▶ ACTIVITY
Your answer must be every line of the data below that holds the string "time", copied exactly.

[RECORDS SUPPLIED]

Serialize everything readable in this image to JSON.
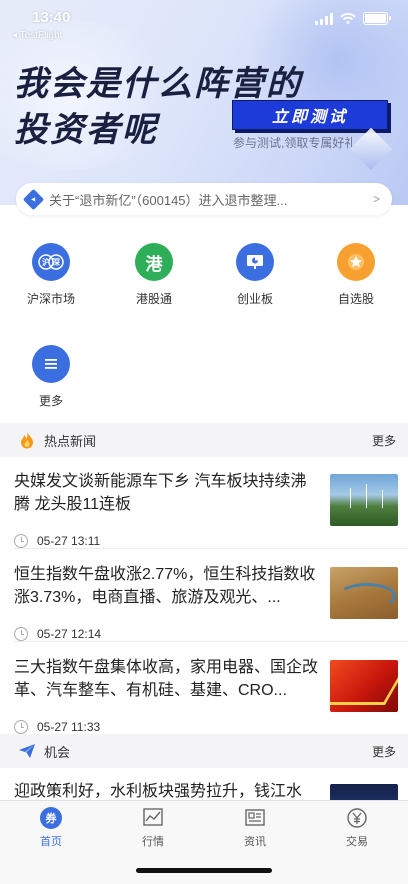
{
  "status_bar": {
    "time": "13:40",
    "back_label": "◂ TestFlight"
  },
  "banner": {
    "line1": "我会是什么阵营的",
    "line2": "投资者呢",
    "cta": "立即测试",
    "subtitle": "参与测试,领取专属好礼"
  },
  "notice": {
    "text": "关于“退市新亿”（600145）进入退市整理...",
    "arrow": ">"
  },
  "grid": [
    {
      "label": "沪深市场",
      "icon": "shanghai-shenzhen-icon",
      "glyph": "沪深"
    },
    {
      "label": "港股通",
      "icon": "hk-icon",
      "glyph": "港"
    },
    {
      "label": "创业板",
      "icon": "growth-board-icon",
      "glyph": ""
    },
    {
      "label": "自选股",
      "icon": "star-icon",
      "glyph": "★"
    },
    {
      "label": "更多",
      "icon": "menu-icon",
      "glyph": "≡"
    }
  ],
  "hot_news": {
    "title": "热点新闻",
    "more": "更多",
    "items": [
      {
        "title": "央媒发文谈新能源车下乡 汽车板块持续沸腾 龙头股11连板",
        "time": "05-27 13:11"
      },
      {
        "title": "恒生指数午盘收涨2.77%，恒生科技指数收涨3.73%，电商直播、旅游及观光、...",
        "time": "05-27 12:14"
      },
      {
        "title": "三大指数午盘集体收高，家用电器、国企改革、汽车整车、有机硅、基建、CRO...",
        "time": "05-27 11:33"
      }
    ]
  },
  "opportunity": {
    "title": "机会",
    "more": "更多",
    "items": [
      {
        "title": "迎政策利好，水利板块强势拉升，钱江水"
      }
    ]
  },
  "tabbar": [
    {
      "label": "首页",
      "icon": "home-icon",
      "active": true
    },
    {
      "label": "行情",
      "icon": "market-chart-icon",
      "active": false
    },
    {
      "label": "资讯",
      "icon": "news-icon",
      "active": false
    },
    {
      "label": "交易",
      "icon": "trade-yuan-icon",
      "active": false
    }
  ],
  "colors": {
    "accent": "#3b6fe0",
    "cta": "#1d3bd8",
    "green": "#2fae5a",
    "orange": "#f7a030"
  }
}
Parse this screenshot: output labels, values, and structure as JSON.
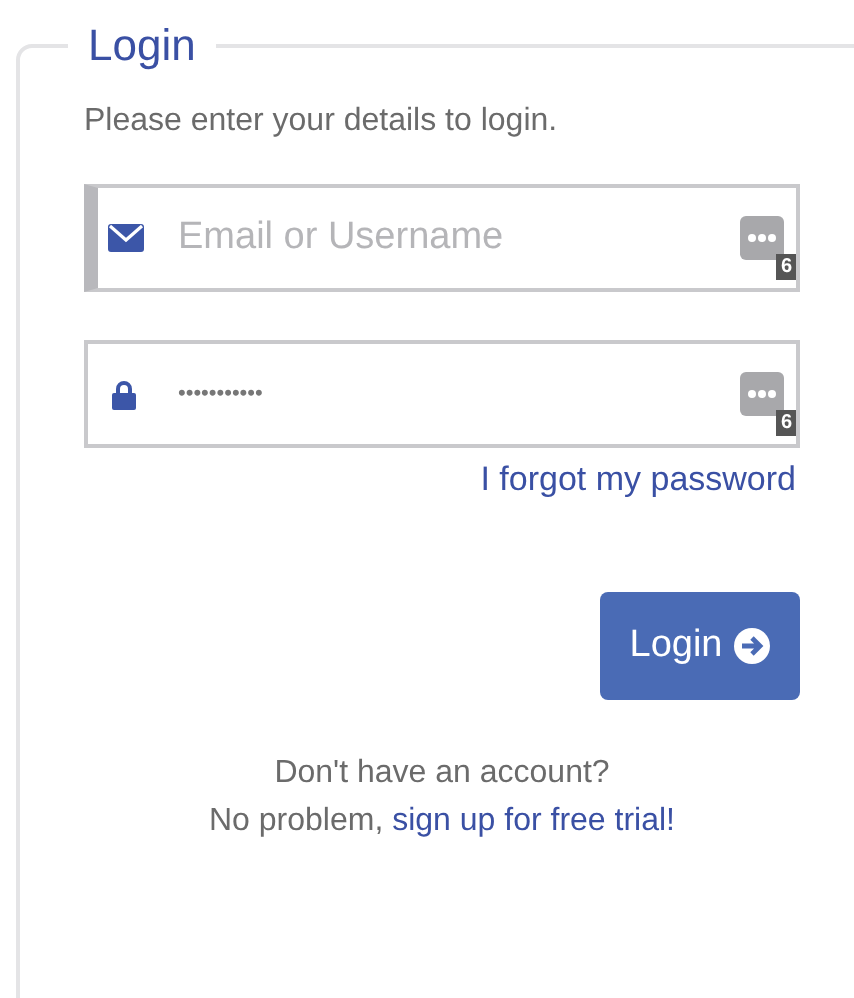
{
  "form": {
    "legend": "Login",
    "instructions": "Please enter your details to login.",
    "fields": [
      {
        "kind": "email",
        "placeholder": "Email or Username",
        "focused": true,
        "manager_badge": "6"
      },
      {
        "kind": "password",
        "value": "•••••••••••",
        "focused": false,
        "manager_badge": "6"
      }
    ],
    "forgot_link": "I forgot my password",
    "submit": "Login",
    "signup_question": "Don't have an account?",
    "signup_prefix": "No problem, ",
    "signup_link": "sign up for free trial!"
  }
}
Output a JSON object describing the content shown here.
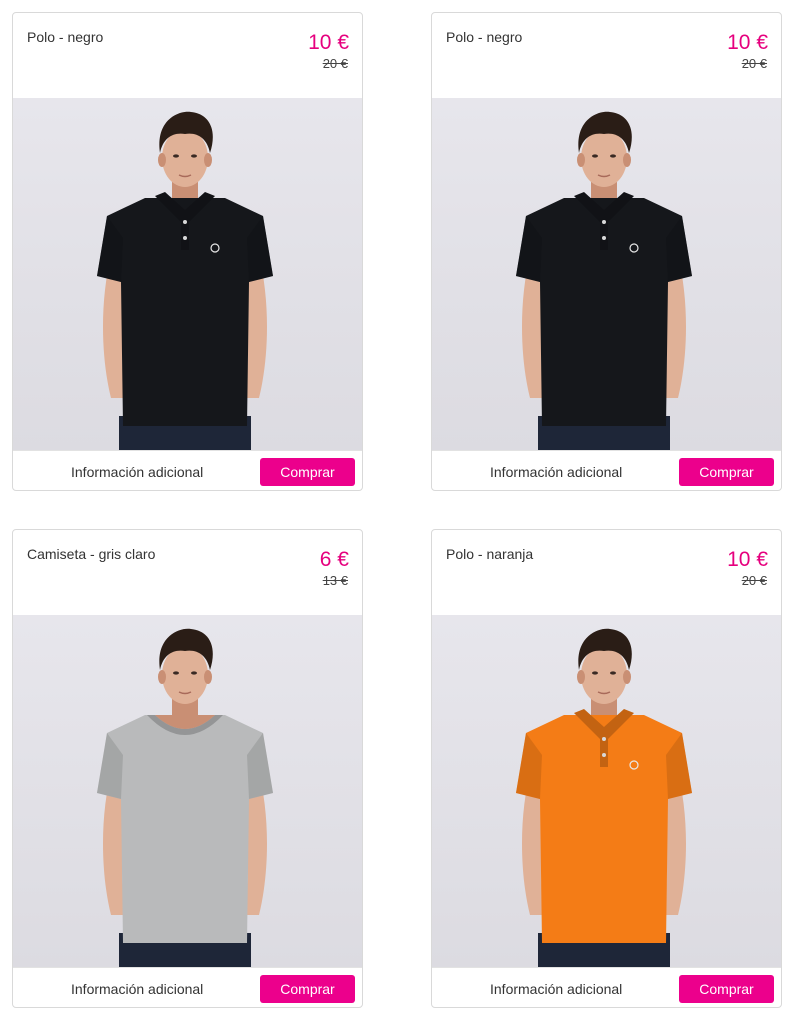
{
  "products": [
    {
      "title": "Polo - negro",
      "price": "10 €",
      "old_price": "20 €",
      "info_label": "Información adicional",
      "buy_label": "Comprar",
      "garment": "polo",
      "garment_color": "#15171b"
    },
    {
      "title": "Polo - negro",
      "price": "10 €",
      "old_price": "20 €",
      "info_label": "Información adicional",
      "buy_label": "Comprar",
      "garment": "polo",
      "garment_color": "#15171b"
    },
    {
      "title": "Camiseta - gris claro",
      "price": "6 €",
      "old_price": "13 €",
      "info_label": "Información adicional",
      "buy_label": "Comprar",
      "garment": "tshirt",
      "garment_color": "#b9babb"
    },
    {
      "title": "Polo - naranja",
      "price": "10 €",
      "old_price": "20 €",
      "info_label": "Información adicional",
      "buy_label": "Comprar",
      "garment": "polo",
      "garment_color": "#f47c16"
    }
  ],
  "colors": {
    "accent": "#ec008c",
    "price": "#e6007e",
    "photo_background": "#e3e2e8"
  }
}
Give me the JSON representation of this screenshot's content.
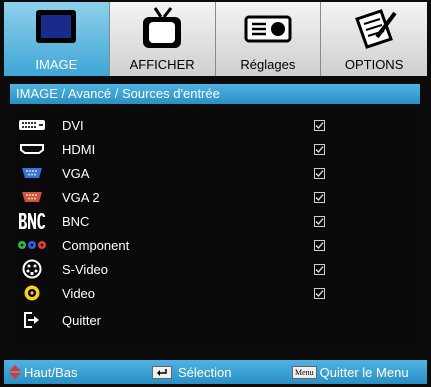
{
  "tabs": [
    {
      "label": "IMAGE",
      "icon": "monitor-icon",
      "active": true
    },
    {
      "label": "AFFICHER",
      "icon": "tv-icon",
      "active": false
    },
    {
      "label": "Réglages",
      "icon": "projector-icon",
      "active": false
    },
    {
      "label": "OPTIONS",
      "icon": "notepad-icon",
      "active": false
    }
  ],
  "breadcrumb": "IMAGE / Avancé / Sources d'entrée",
  "items": [
    {
      "label": "DVI",
      "icon": "dvi-connector-icon",
      "checked": true
    },
    {
      "label": "HDMI",
      "icon": "hdmi-connector-icon",
      "checked": true
    },
    {
      "label": "VGA",
      "icon": "vga-connector-icon",
      "checked": true
    },
    {
      "label": "VGA 2",
      "icon": "vga2-connector-icon",
      "checked": true
    },
    {
      "label": "BNC",
      "icon": "bnc-icon",
      "checked": true
    },
    {
      "label": "Component",
      "icon": "component-rgb-icon",
      "checked": true
    },
    {
      "label": "S-Video",
      "icon": "svideo-connector-icon",
      "checked": true
    },
    {
      "label": "Video",
      "icon": "composite-video-icon",
      "checked": true
    },
    {
      "label": "Quitter",
      "icon": "exit-icon",
      "checked": null
    }
  ],
  "footer": {
    "nav_label": "Haut/Bas",
    "select_label": "Sélection",
    "menu_key": "Menu",
    "exit_label": "Quitter le Menu"
  },
  "colors": {
    "accent": "#3ea6d6",
    "background": "#0b0b0b",
    "text": "#ffffff"
  }
}
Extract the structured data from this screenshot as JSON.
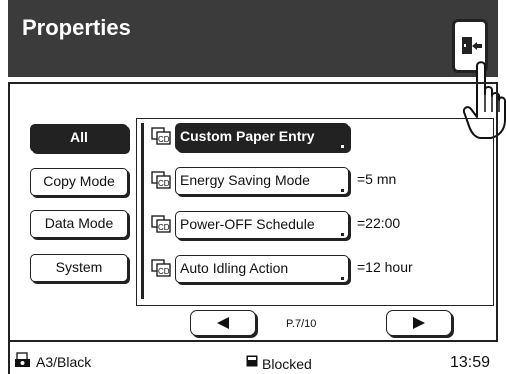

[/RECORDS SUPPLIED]

▶ REPLY TO THE EXERCISE
    "time": "13:40",
        "time": "05-27 13:11"
        "time": "05-27 12:14"
        "time": "05-27 11:33"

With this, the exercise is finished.